Parkinson’s disease, a common neurodegenerative disorder, is treatable. The current treatment strategy is focused on dopamine replacement. Every patient will eventually receive levodopa which is the gold standard therapy, but it is associated with motor complication in a later phase. Using other dopaminergic medications as the first line treatment to avoid levodopa usage may reduce motor complication, but they are less efficacious in symptomatic control. However, in the later stage of the disease, patients often need other medications to optimize dopaminergic transmission.

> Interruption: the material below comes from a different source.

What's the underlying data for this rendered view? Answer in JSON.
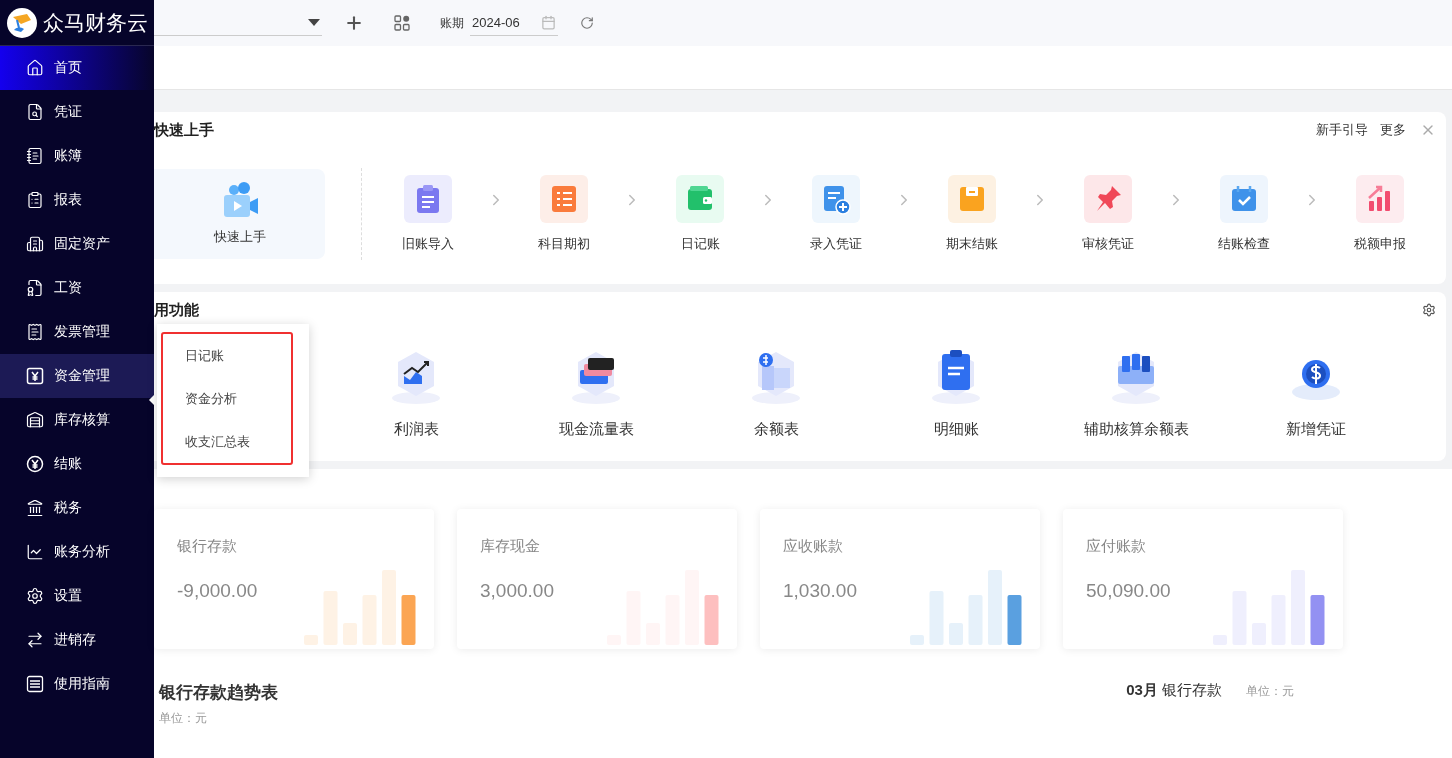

Dopamine agonist (DA), monoamine oxidase inhibitor (MAO-BI) and catechol-o-methyl-transferase inhibitors (COMTI) are standard adjunctive medications in patients who have levodopa- induced motor complication.
Parkinson’s disease, levodopa, dopamine agonist, motor complication